Large or small, save your pumpkin from the trash can before you put out the holiday decorations. My preferred method of pumpkin processing is to simply cut the thing in half. Scoop out the seeds and goo in the middle. Place it cut-sides down in a roasting pan with a cup of water in the bottom. Bake it at 350 degrees for about an hour. This is just like baking any other winter squash: When it's soft, it's done. Let it cool, then scoop out the flesh and puree in a food processor. I like to freeze mine in ice cube trays for easy
portioning later. Compost the shell, roast the seeds with a little olive oil and salt for a seasonal snack. Or save some seeds for pumpkin planting in the spring.
I came across some really great uses for big pumpkins. Although stringy and not as sweet as their dainty siblings, they can still be baked and pureed for recipes. However, I love the idea of sawing off the top, scooping out the seeds and goo and using the empty shell as a planter for seasonal flowers such as pansies or mums. When the pumpkin gets squishy, dig a hole and plant the entire thing in the ground. The pumpkin decomposes and your mums and pansies live on.

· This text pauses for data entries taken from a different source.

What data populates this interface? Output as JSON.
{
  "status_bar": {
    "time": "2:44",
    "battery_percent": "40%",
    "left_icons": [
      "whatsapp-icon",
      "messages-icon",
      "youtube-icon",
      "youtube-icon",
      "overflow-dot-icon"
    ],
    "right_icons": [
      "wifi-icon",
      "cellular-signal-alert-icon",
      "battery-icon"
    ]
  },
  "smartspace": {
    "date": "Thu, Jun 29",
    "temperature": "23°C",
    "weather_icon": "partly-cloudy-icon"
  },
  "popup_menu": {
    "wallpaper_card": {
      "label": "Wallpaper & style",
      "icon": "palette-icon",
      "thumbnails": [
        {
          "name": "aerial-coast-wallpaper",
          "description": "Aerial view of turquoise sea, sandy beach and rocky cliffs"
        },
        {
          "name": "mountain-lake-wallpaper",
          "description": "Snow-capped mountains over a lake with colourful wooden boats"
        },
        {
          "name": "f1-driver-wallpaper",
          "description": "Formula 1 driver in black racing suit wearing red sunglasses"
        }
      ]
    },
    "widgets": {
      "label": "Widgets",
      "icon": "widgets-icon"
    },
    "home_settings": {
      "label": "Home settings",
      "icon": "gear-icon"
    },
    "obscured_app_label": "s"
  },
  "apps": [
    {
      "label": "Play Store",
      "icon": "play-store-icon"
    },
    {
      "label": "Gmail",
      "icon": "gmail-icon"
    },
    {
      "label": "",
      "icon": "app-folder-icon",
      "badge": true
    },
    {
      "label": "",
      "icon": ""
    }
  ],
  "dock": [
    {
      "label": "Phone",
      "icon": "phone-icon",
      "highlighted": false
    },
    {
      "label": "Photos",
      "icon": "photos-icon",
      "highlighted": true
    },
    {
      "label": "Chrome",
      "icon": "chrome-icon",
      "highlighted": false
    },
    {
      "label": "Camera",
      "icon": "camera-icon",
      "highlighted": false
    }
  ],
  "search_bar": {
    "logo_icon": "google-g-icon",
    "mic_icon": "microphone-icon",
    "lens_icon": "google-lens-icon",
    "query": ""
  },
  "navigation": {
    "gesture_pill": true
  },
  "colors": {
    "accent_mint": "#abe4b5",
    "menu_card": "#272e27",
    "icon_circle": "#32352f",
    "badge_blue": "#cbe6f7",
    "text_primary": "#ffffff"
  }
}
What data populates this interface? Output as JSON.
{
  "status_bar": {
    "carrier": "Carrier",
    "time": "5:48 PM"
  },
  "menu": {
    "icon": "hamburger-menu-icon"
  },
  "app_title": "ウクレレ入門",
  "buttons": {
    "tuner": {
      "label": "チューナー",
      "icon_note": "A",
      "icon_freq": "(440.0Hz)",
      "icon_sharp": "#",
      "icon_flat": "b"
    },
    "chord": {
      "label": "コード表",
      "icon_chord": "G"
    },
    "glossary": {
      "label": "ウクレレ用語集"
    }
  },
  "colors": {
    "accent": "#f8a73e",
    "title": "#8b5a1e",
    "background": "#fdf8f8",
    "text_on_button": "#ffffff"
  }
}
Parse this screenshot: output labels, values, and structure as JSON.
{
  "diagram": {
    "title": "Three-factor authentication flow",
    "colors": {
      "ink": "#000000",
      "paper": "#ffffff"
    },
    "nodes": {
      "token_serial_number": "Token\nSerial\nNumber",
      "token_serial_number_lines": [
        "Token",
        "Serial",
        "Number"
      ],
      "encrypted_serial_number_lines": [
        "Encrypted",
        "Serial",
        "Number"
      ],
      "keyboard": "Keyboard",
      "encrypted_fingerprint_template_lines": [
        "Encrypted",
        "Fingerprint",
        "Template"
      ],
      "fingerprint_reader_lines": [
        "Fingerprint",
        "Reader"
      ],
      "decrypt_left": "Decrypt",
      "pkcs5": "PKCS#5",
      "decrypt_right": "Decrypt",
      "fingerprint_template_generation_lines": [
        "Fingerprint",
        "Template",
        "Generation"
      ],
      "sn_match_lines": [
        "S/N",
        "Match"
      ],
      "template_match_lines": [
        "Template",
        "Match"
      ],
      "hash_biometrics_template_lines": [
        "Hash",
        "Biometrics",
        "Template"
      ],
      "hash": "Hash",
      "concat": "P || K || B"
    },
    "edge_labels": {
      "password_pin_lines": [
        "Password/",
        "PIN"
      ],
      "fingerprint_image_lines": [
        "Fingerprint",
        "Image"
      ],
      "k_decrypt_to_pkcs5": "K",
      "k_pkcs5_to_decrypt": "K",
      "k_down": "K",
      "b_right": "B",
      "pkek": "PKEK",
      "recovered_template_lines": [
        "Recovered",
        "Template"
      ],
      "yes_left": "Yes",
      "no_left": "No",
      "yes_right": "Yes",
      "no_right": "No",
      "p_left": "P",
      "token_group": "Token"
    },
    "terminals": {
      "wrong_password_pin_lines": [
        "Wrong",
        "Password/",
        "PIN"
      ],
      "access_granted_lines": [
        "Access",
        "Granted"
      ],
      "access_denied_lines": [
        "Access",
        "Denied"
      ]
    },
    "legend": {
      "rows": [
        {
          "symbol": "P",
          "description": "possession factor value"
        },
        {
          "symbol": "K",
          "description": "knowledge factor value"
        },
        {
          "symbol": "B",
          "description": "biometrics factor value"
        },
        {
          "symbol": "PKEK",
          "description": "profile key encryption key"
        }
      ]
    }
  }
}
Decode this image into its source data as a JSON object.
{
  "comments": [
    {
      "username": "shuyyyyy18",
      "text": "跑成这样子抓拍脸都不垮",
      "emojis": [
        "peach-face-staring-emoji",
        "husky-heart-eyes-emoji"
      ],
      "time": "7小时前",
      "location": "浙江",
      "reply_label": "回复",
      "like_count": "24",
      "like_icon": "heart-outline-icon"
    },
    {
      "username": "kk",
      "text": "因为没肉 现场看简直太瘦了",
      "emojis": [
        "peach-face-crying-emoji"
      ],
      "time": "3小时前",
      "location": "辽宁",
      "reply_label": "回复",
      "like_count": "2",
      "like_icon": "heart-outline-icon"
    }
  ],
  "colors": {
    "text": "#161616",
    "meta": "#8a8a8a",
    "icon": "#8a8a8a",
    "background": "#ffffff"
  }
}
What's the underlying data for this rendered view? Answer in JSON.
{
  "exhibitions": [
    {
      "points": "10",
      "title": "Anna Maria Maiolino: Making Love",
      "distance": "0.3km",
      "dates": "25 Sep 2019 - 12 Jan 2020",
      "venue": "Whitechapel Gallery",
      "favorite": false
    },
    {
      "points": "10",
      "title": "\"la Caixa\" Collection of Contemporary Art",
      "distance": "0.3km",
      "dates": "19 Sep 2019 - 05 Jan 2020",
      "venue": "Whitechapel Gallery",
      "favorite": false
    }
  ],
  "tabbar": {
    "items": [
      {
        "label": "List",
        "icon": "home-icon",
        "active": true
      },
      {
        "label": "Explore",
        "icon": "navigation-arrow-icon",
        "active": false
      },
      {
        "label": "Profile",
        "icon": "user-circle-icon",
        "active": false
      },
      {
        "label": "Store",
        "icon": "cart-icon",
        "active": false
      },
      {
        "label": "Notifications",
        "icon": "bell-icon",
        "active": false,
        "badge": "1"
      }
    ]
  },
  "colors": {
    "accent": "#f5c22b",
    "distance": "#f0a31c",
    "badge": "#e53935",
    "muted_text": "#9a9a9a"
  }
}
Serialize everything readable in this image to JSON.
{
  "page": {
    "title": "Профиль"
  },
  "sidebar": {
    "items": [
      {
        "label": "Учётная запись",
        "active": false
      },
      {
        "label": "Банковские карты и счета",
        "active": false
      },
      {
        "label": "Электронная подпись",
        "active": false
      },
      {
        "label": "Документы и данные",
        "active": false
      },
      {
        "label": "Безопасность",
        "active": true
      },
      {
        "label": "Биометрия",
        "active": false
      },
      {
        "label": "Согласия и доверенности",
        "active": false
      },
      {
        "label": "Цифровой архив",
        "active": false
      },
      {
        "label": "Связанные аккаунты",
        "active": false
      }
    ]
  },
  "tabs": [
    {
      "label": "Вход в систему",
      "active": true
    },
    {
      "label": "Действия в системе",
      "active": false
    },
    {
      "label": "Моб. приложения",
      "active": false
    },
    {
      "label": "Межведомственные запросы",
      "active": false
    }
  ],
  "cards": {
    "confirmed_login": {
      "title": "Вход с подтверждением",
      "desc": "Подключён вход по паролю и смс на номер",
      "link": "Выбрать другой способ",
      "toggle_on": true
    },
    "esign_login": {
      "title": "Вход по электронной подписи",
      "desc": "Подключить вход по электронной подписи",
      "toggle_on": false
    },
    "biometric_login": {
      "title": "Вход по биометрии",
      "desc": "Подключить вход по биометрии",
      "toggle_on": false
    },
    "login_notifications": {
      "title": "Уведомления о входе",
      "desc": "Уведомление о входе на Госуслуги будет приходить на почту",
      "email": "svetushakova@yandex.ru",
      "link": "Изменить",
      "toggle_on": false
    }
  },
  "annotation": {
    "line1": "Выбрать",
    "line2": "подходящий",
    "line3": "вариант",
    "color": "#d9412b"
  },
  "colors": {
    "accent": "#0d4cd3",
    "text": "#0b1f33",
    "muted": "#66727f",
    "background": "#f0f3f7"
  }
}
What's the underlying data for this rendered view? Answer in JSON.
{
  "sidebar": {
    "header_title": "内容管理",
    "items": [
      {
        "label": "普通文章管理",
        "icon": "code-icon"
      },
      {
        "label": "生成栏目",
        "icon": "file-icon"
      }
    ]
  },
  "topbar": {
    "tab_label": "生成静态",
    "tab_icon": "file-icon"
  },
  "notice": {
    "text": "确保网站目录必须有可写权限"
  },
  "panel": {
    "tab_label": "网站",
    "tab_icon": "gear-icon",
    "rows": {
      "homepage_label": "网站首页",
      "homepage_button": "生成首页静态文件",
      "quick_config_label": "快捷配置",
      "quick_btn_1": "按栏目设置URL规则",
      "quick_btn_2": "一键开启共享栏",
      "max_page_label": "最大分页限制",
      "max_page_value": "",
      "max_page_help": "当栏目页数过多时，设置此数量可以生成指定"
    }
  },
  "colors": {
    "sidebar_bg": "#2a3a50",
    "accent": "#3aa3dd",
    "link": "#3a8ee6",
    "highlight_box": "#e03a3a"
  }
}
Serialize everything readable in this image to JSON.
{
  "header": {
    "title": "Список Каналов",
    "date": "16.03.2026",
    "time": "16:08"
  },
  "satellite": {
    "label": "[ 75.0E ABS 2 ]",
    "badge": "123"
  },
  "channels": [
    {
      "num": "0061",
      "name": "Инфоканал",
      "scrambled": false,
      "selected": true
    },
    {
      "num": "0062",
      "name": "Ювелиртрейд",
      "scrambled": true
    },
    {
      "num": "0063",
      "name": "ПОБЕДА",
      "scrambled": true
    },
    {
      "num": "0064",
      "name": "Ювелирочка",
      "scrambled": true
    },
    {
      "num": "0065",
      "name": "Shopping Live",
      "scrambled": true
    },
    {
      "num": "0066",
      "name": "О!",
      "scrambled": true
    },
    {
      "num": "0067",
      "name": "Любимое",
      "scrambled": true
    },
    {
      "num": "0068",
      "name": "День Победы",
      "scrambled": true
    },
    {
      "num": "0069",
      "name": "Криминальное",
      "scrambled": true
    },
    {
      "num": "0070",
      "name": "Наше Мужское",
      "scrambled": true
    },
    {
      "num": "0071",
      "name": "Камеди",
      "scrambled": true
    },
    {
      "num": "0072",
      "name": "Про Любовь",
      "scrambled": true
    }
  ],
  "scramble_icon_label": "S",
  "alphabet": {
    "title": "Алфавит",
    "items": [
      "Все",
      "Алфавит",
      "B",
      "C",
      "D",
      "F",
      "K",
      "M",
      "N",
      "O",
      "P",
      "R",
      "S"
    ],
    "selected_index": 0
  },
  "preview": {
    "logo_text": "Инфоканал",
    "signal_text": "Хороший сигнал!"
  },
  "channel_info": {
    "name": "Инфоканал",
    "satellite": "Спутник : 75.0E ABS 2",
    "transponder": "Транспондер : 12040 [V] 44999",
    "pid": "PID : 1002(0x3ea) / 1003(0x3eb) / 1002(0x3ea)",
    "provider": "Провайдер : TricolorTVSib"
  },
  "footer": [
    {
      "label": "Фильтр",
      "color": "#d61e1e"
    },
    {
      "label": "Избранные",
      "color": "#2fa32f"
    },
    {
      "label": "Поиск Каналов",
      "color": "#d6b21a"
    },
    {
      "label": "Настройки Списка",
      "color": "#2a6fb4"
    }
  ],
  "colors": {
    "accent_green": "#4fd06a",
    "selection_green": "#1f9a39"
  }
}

In case you're already sick of the usual pumpkin spice flavor, try these recipes for a different twist.
1 clove garlic, peeled and cut in half
1 tablespoon butter, plus more for dish
1/2 cup breadcrumb
2 teaspoon fresh parsley, chopped
5 pounds pumpkin, peeled, seeded and chopped into matchsticks
2 tablespoon thyme
3 tablespoons chives
1 1/2 cups heavy cream
1/8 teaspoon ground nutmeg
Rub a 2-quart dish with garlic, then coat dish with butter. Set aside. Melt butter in a skillet, add breadcrumbs and stir for 2-3 minutes. Transfer to a bowl and stir in salt, pepper and parsley. Set aside. In a large bowl, stir together the pumpkin, thyme and chives. Season with salt and pepper, then transfer to buttered dish. In a small pan, bring cream and nutmeg to a boil. Reduce heat and simmer for 5 minutes. Poor cream mixture over pumpkin. Bake at 375 degrees for 20 minutes, then stir. Bake until bubbly and thick, about 10 minutes more. Remove from oven, sprinkle with breadcrumb mixture and broil for about 2 minutes or until breadcrumbs are toasted.
Recipe adapted from Martha Stewart Living
Combine 2 cups pumpkin puree, 2 tablespoons tahini, 1 garlic clove, 1 teaspoon olive oil, and 1/2 teaspoon each ground cumin and salt in a food processor. Serve with toasted whole-wheat pita bread and veggies.
Recipe adapted from Parenting.com
Have questions? Email them to firstname.lastname@example.org or mail her c/o The Joplin Globe, P.O. Box 7, Joplin, MO 64802.